In April 2021, Päivi Räsänen, a member of the Finnish parliament since 1995, was accused of hate speech after an anonymous citizen filed a complaint against a 2019 tweet where Räsänen quoted Romans 1 and questioned her church’s support of a LGBTQ Pride event.
After a police investigation, the Prosecutor General brought three criminal charges against the 62-year-old over her tweet, a 2004 pamphlet on sexual ethics written by Räsänen and a 2019 interview with Finnish actor, Ruben Stiller. In both the pamphlet and interview Räsänen expresses her support for the historical Christian view of marriage as between one man and one woman.
In addition to Räsänen, Bishop Juhana Pohjola of the Evangelical Lutheran Mission Diocese of Finland (ELMDF) has been similarly charged for publishing and distributing Räsänen’s pamphlet 18 years ago.
Both Räsänen and Pohjola have, on multiple occasions, affirmed the “the divinely given dignity, value, and human rights of all, including all who identify with the LGBTQ community,” but hate speech charges have still been brought against them for publicly supporting a classical Christian position.
Their trial begins Monday, January 24, 2022.
Räsänen’s and Pohjola’s official charges are “ethnic agitation against a group.” Possible sentences for this crime in Finland include fines and up to two years imprisonment, in addition to removal of the tweet, the pamphlet and the interview.
On more than one occasion the two have been interrogated by Finnish police concerning their charges. Räsänen was thrice summoned to the police station and questioned for over four hours.
“It is a baffling, surreal experience to be ordered into a police interrogation over the teachings of the Bible,” stated Räsänen in a press release, “and in a country which has such deep roots in the freedom of speech and of religion.
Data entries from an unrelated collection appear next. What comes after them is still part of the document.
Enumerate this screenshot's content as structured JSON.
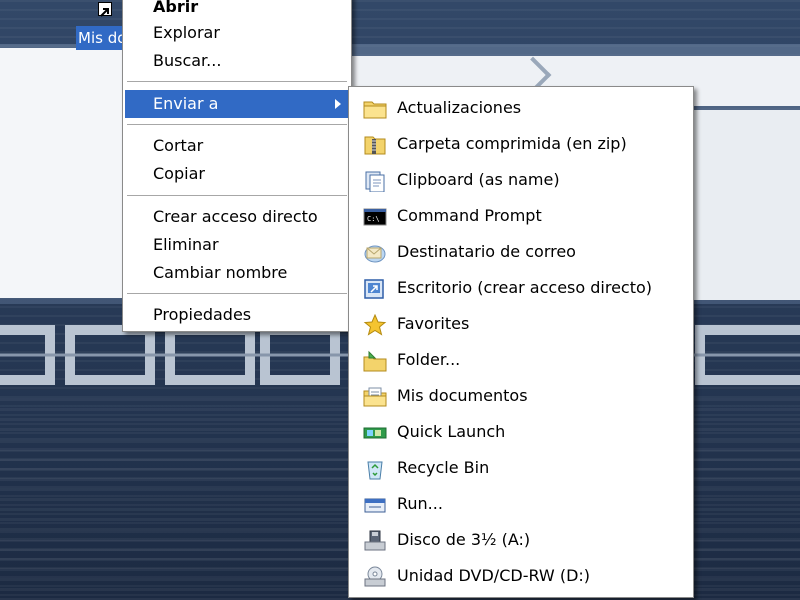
{
  "desktop": {
    "icon": {
      "caption": "Mis documentos",
      "icon_name": "folder-shortcut-icon",
      "selected": true,
      "selection_color": "#316ac5"
    }
  },
  "context_menu": {
    "items": [
      {
        "label": "Abrir",
        "bold": true
      },
      {
        "label": "Explorar"
      },
      {
        "label": "Buscar..."
      },
      {
        "label": "Enviar a",
        "highlighted": true,
        "has_submenu": true
      },
      {
        "label": "Cortar"
      },
      {
        "label": "Copiar"
      },
      {
        "label": "Crear acceso directo"
      },
      {
        "label": "Eliminar"
      },
      {
        "label": "Cambiar nombre"
      },
      {
        "label": "Propiedades"
      }
    ]
  },
  "sendto_menu": {
    "items": [
      {
        "label": "Actualizaciones",
        "icon": "folder-icon"
      },
      {
        "label": "Carpeta comprimida (en zip)",
        "icon": "zip-folder-icon"
      },
      {
        "label": "Clipboard (as name)",
        "icon": "clipboard-icon"
      },
      {
        "label": "Command Prompt",
        "icon": "command-prompt-icon"
      },
      {
        "label": "Destinatario de correo",
        "icon": "mail-recipient-icon"
      },
      {
        "label": "Escritorio (crear acceso directo)",
        "icon": "desktop-shortcut-icon"
      },
      {
        "label": "Favorites",
        "icon": "favorites-star-icon"
      },
      {
        "label": "Folder...",
        "icon": "folder-arrow-icon"
      },
      {
        "label": "Mis documentos",
        "icon": "my-documents-icon"
      },
      {
        "label": "Quick Launch",
        "icon": "quick-launch-icon"
      },
      {
        "label": "Recycle Bin",
        "icon": "recycle-bin-icon"
      },
      {
        "label": "Run...",
        "icon": "run-icon"
      },
      {
        "label": "Disco de 3½ (A:)",
        "icon": "floppy-drive-icon"
      },
      {
        "label": "Unidad DVD/CD-RW (D:)",
        "icon": "dvd-drive-icon"
      }
    ]
  },
  "colors": {
    "highlight": "#316ac5",
    "menu_background": "#ffffff",
    "desktop_background": "#2a3d5b"
  }
}
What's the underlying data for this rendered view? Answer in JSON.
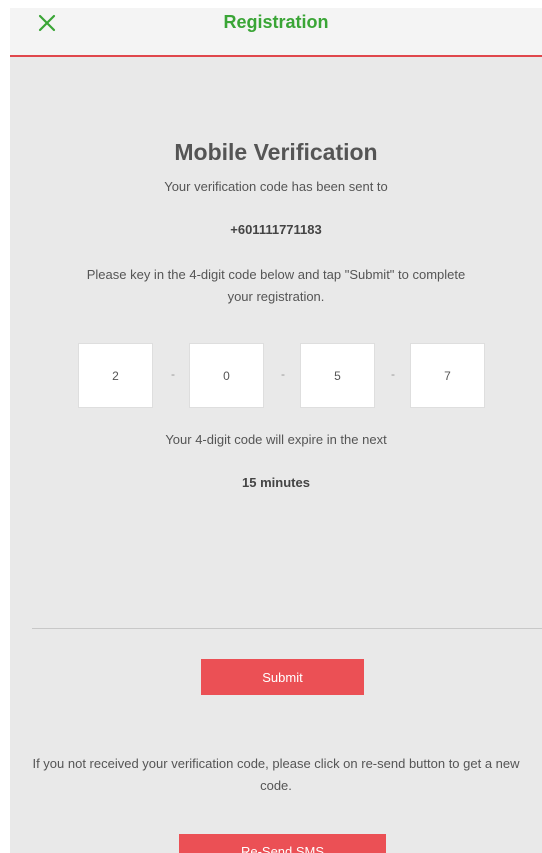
{
  "header": {
    "close_icon": "close-icon",
    "title": "Registration",
    "accent_color": "#3aa536",
    "border_color": "#e0474c"
  },
  "main": {
    "title": "Mobile Verification",
    "sent_text": "Your verification code has been sent to",
    "phone": "+601111771183",
    "instructions": "Please key in the 4-digit code below and tap \"Submit\" to complete your registration.",
    "code_digits": [
      "2",
      "0",
      "5",
      "7"
    ],
    "separator": "-",
    "expire_text": "Your 4-digit code will expire in the next",
    "expire_value": "15 minutes"
  },
  "actions": {
    "submit_label": "Submit",
    "resend_info": "If you not received your verification code, please click on re-send button to get a new code.",
    "resend_label": "Re-Send SMS",
    "button_color": "#eb5055"
  }
}
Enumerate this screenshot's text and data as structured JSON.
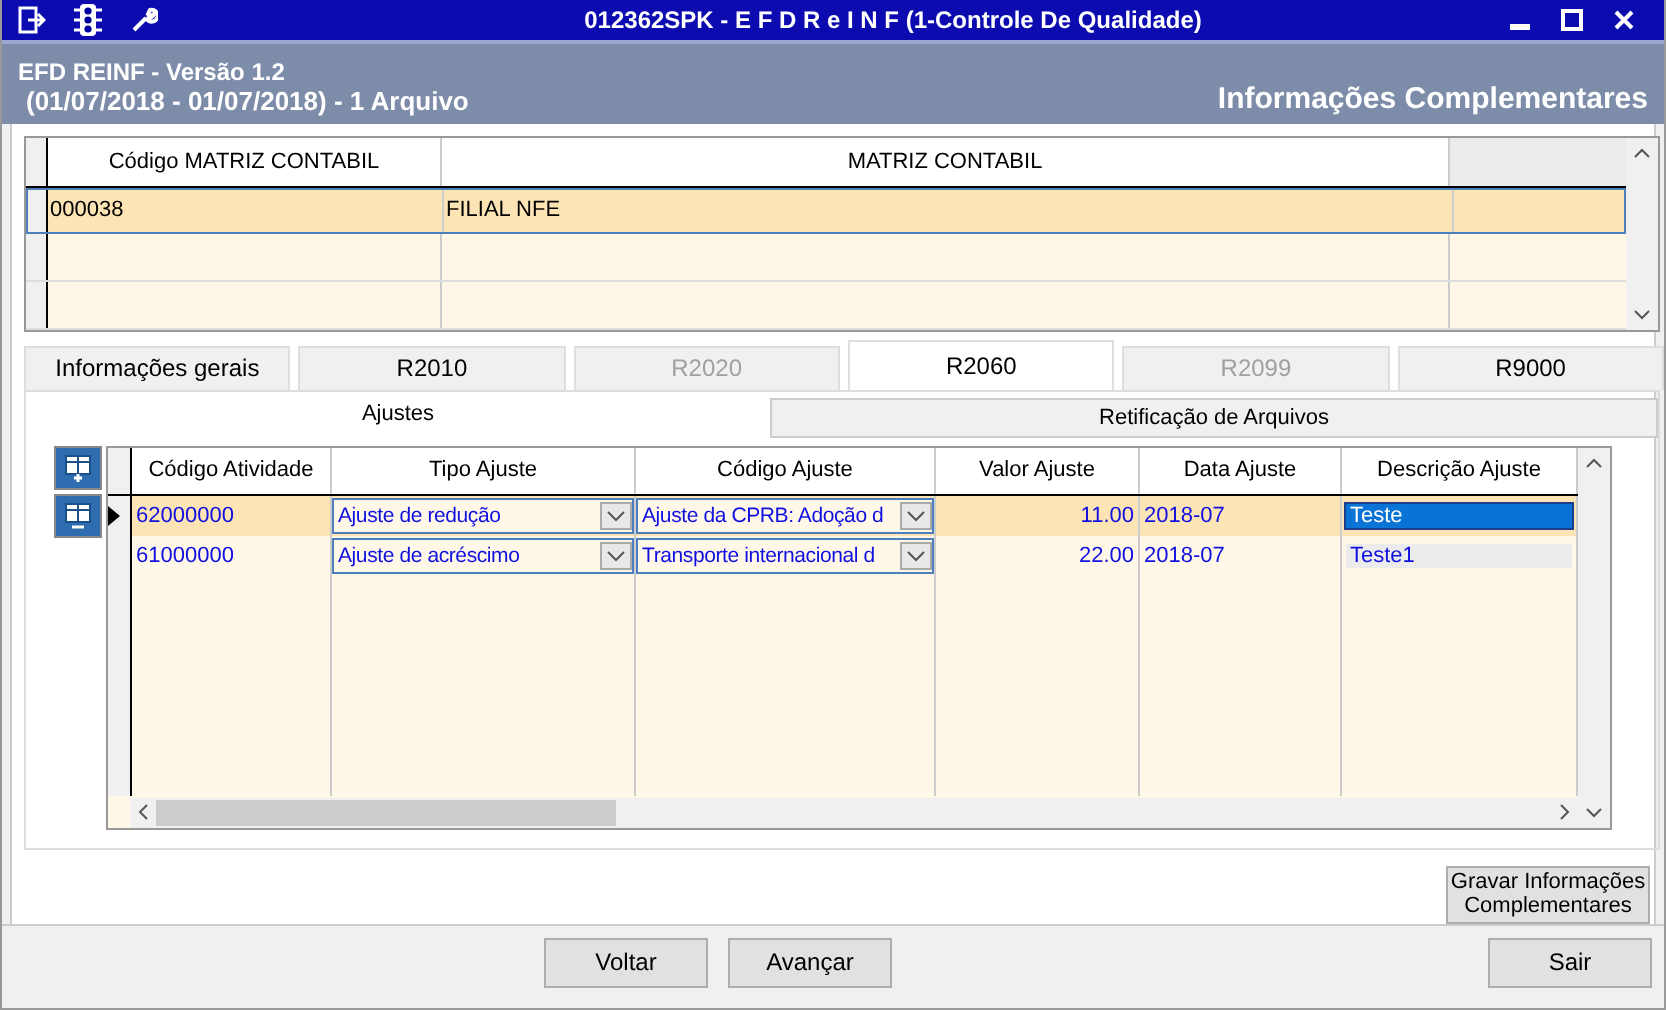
{
  "window": {
    "title": "012362SPK - E F D   R e I N F (1-Controle De Qualidade)"
  },
  "header": {
    "app": "EFD REINF - Versão 1.2",
    "period": "(01/07/2018 - 01/07/2018) - 1 Arquivo",
    "page_title": "Informações Complementares"
  },
  "matrix_table": {
    "columns": [
      "Código MATRIZ CONTABIL",
      "MATRIZ CONTABIL"
    ],
    "rows": [
      {
        "code": "000038",
        "name": "FILIAL NFE",
        "selected": true
      }
    ]
  },
  "tabs": [
    {
      "label": "Informações gerais",
      "selected": false,
      "disabled": false
    },
    {
      "label": "R2010",
      "selected": false,
      "disabled": false
    },
    {
      "label": "R2020",
      "selected": false,
      "disabled": true
    },
    {
      "label": "R2060",
      "selected": true,
      "disabled": false
    },
    {
      "label": "R2099",
      "selected": false,
      "disabled": true
    },
    {
      "label": "R9000",
      "selected": false,
      "disabled": false
    }
  ],
  "subtabs": [
    {
      "label": "Ajustes",
      "selected": true
    },
    {
      "label": "Retificação de Arquivos",
      "selected": false
    }
  ],
  "adjustments": {
    "columns": [
      "Código Atividade",
      "Tipo Ajuste",
      "Código Ajuste",
      "Valor Ajuste",
      "Data Ajuste",
      "Descrição Ajuste"
    ],
    "rows": [
      {
        "activity": "62000000",
        "type": "Ajuste de redução",
        "code": "Ajuste da CPRB: Adoção d",
        "value": "11.00",
        "date": "2018-07",
        "description": "Teste",
        "selected": true
      },
      {
        "activity": "61000000",
        "type": "Ajuste de acréscimo",
        "code": "Transporte internacional d",
        "value": "22.00",
        "date": "2018-07",
        "description": "Teste1",
        "selected": false
      }
    ]
  },
  "save_button": [
    "Gravar Informações",
    "Complementares"
  ],
  "footer_buttons": [
    "Voltar",
    "Avançar"
  ],
  "exit_button": "Sair"
}
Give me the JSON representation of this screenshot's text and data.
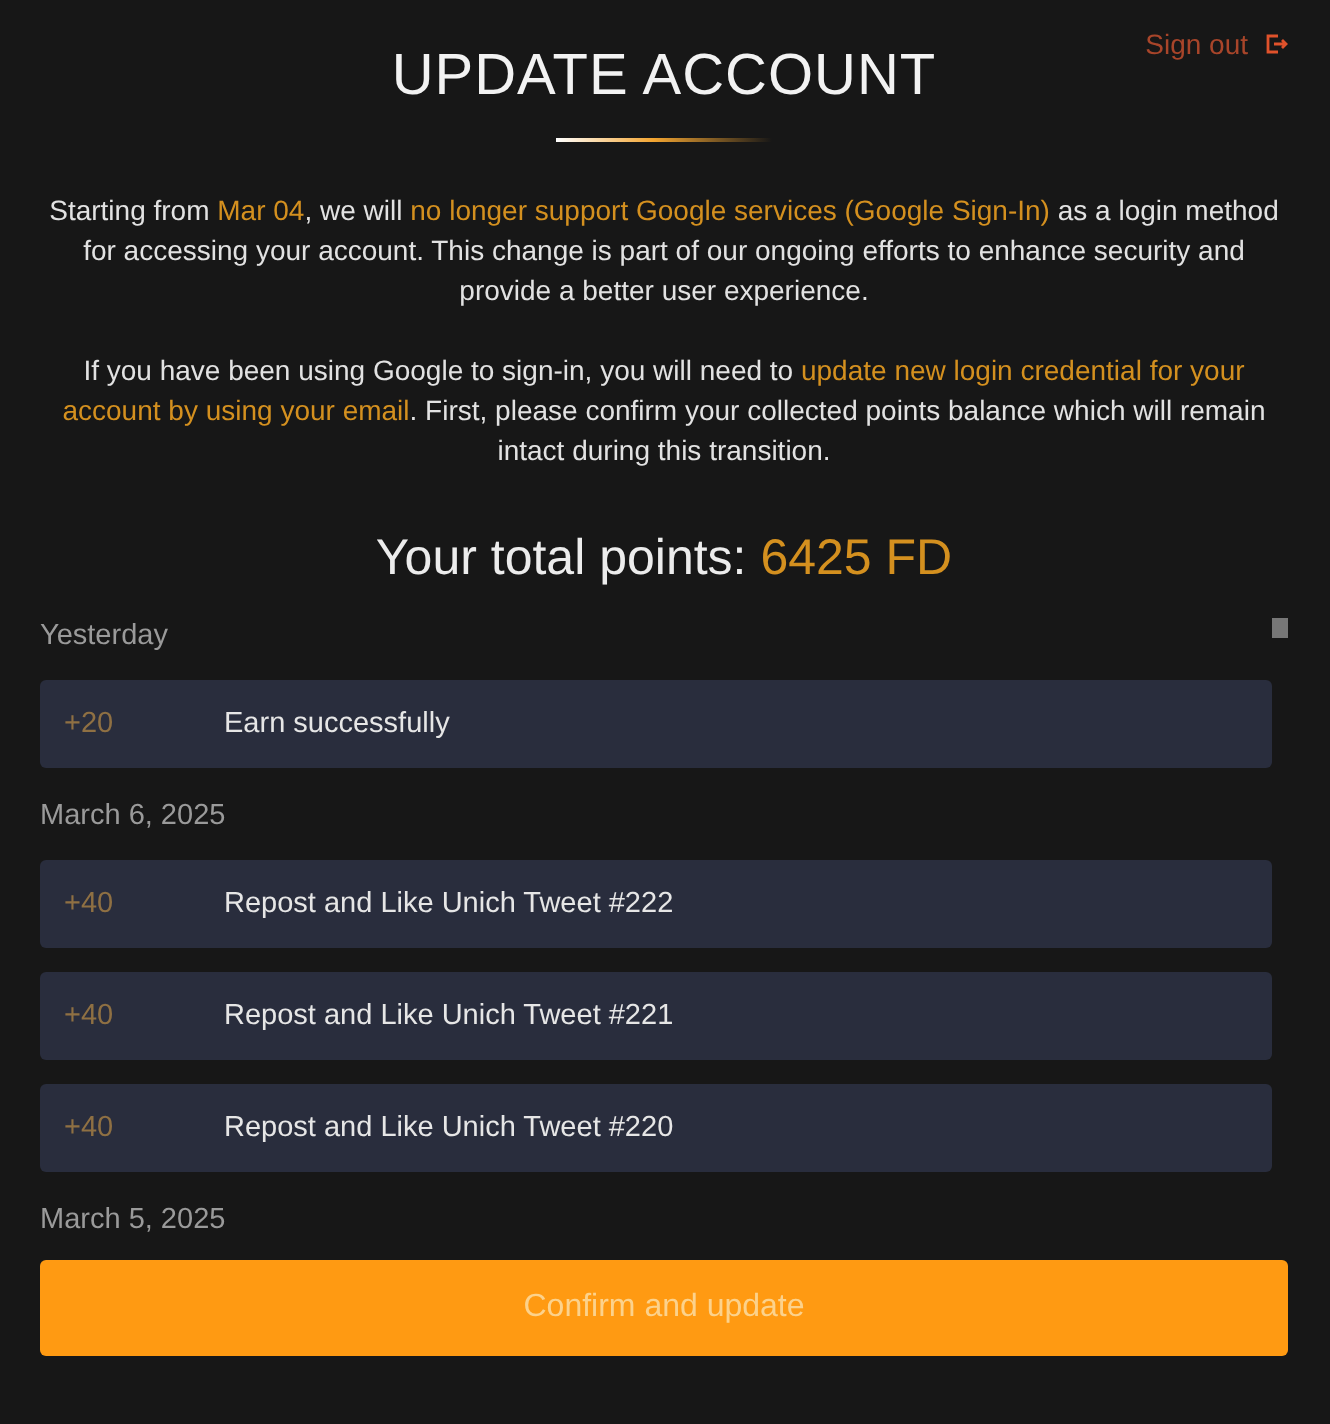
{
  "sign_out": {
    "label": "Sign out"
  },
  "title": "UPDATE ACCOUNT",
  "paragraphs": [
    "Starting from *Mar 04*, we will *no longer support Google services (Google Sign-In)* as a login method for accessing your account. This change is part of our ongoing efforts to enhance security and provide a better user experience.",
    "If you have been using Google to sign-in, you will need to *update new login credential for your account by using your email*. First, please confirm your collected points balance which will remain intact during this transition."
  ],
  "total": {
    "label": "Your total points:",
    "value": "6425 FD"
  },
  "history": [
    {
      "date": "Yesterday",
      "entries": [
        {
          "points": "+20",
          "description": "Earn successfully"
        }
      ]
    },
    {
      "date": "March 6, 2025",
      "entries": [
        {
          "points": "+40",
          "description": "Repost and Like Unich Tweet #222"
        },
        {
          "points": "+40",
          "description": "Repost and Like Unich Tweet #221"
        },
        {
          "points": "+40",
          "description": "Repost and Like Unich Tweet #220"
        }
      ]
    },
    {
      "date": "March 5, 2025"
    }
  ],
  "confirm_button": {
    "label": "Confirm and update",
    "disabled": true
  }
}
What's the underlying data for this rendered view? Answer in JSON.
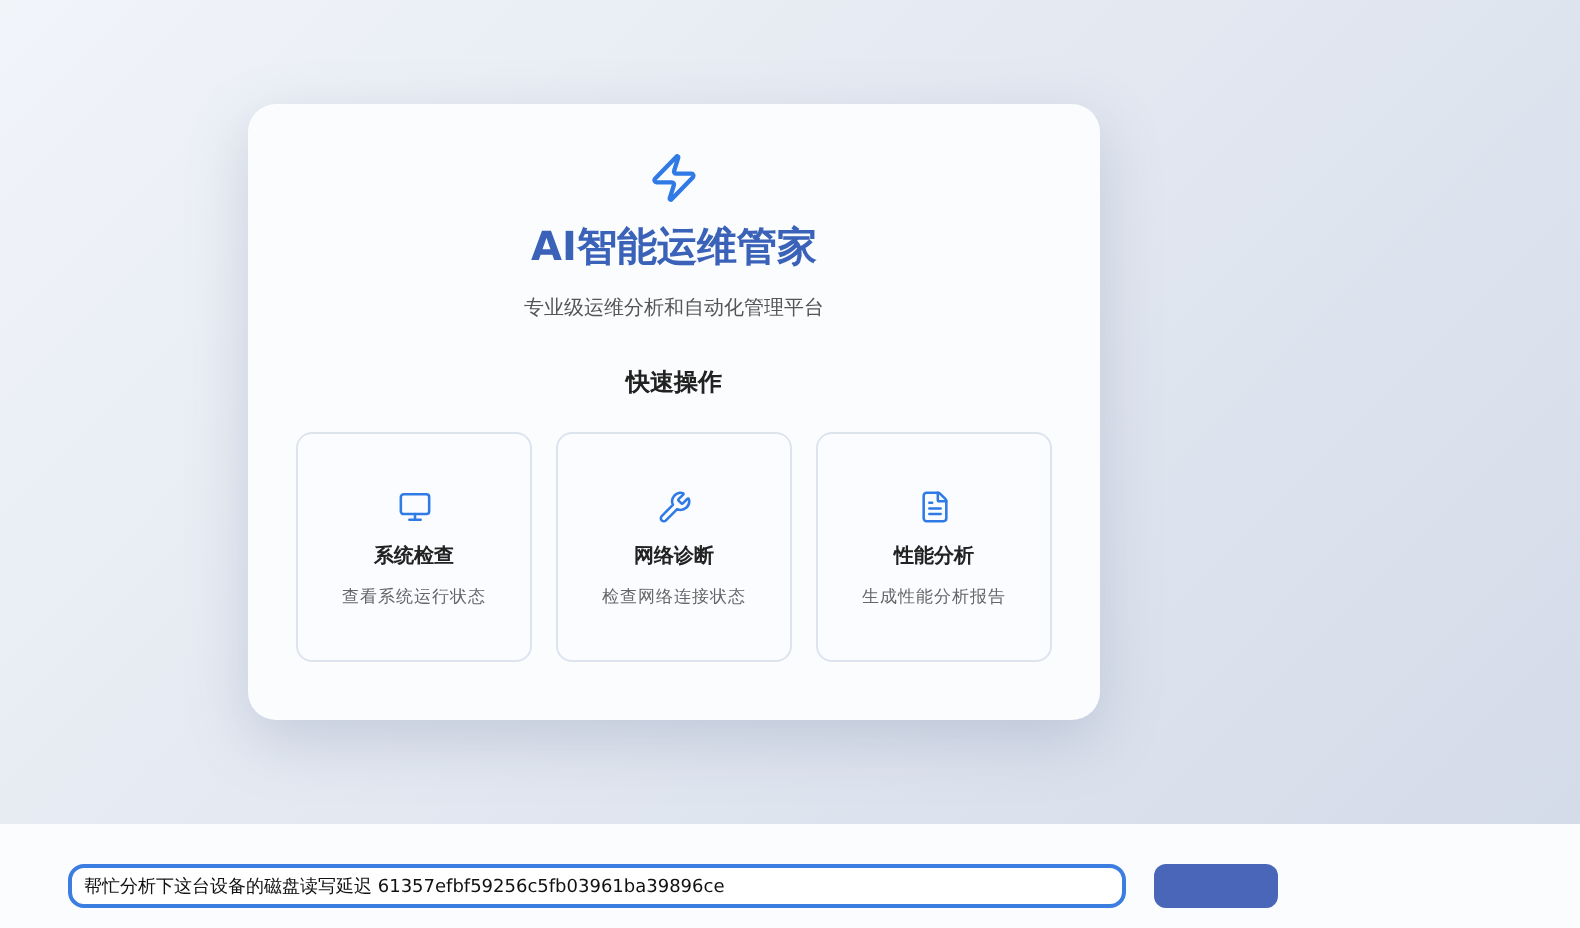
{
  "hero": {
    "title": "AI智能运维管家",
    "subtitle": "专业级运维分析和自动化管理平台"
  },
  "quick_actions": {
    "heading": "快速操作",
    "items": [
      {
        "kind": "monitor",
        "title": "系统检查",
        "description": "查看系统运行状态"
      },
      {
        "kind": "wrench",
        "title": "网络诊断",
        "description": "检查网络连接状态"
      },
      {
        "kind": "file",
        "title": "性能分析",
        "description": "生成性能分析报告"
      }
    ]
  },
  "composer": {
    "value": "帮忙分析下这台设备的磁盘读写延迟 61357efbf59256c5fb03961ba39896ce"
  }
}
We are accustomed to hearing news like this from a totally different reference group of nations, places like North Korea or the former Soviet Union. The freedoms of speech and of religion are the cornerstones of democracy.”
Freedom of religion and of speech are heavily protected rights in the Finnish Constitution and in international law, and the Bible itself is completely legal.
However, the charges brought against Räsänen and Pohjola indicate a different reality, one where publicly expressing certain opinions and beliefs that don’t align with state-held orthodoxy is considered unacceptable, harmful and worth prosecuting.
In short, the ruling in Räsänen’s and Pohjola’s trial will set a precedent for hate speech cases in Finland and throughout Europe.
“[E]veryone’s watching…this case and thinking if someone can be investigated by the police for tweeting a picture of some Bible verses and a pamphlet that was written  years ago, then really are any of us safe? Is any of our speech safe?” said Paul Coleman, executive director of Alliance Defending Freedom International, which is assisting in Räsänen’s defense.
“I will defend my right to confess my faith, so that no one else would be deprived of their right to freedom of religion and speech,” Räsänen has stated. “The more Christians keep silent on controversial themes, the narrower the space for freedom of speech gets.”
“This indictment shows that right now is the time to defend these foundational freedoms and rights,” said Räsänen in a press release.
Image: Bishop Juhana Pohjola and member of Finnish parliament, Päivi Räsänen who face trial on Monday, January 24, 2022 for charges of hate speech.
Acquired from an article by Black Christian News titled: “Here We Go: Finnish Lutheran Bishop and Christian Politician Both Face Trial for Rebuking Homosexuality.”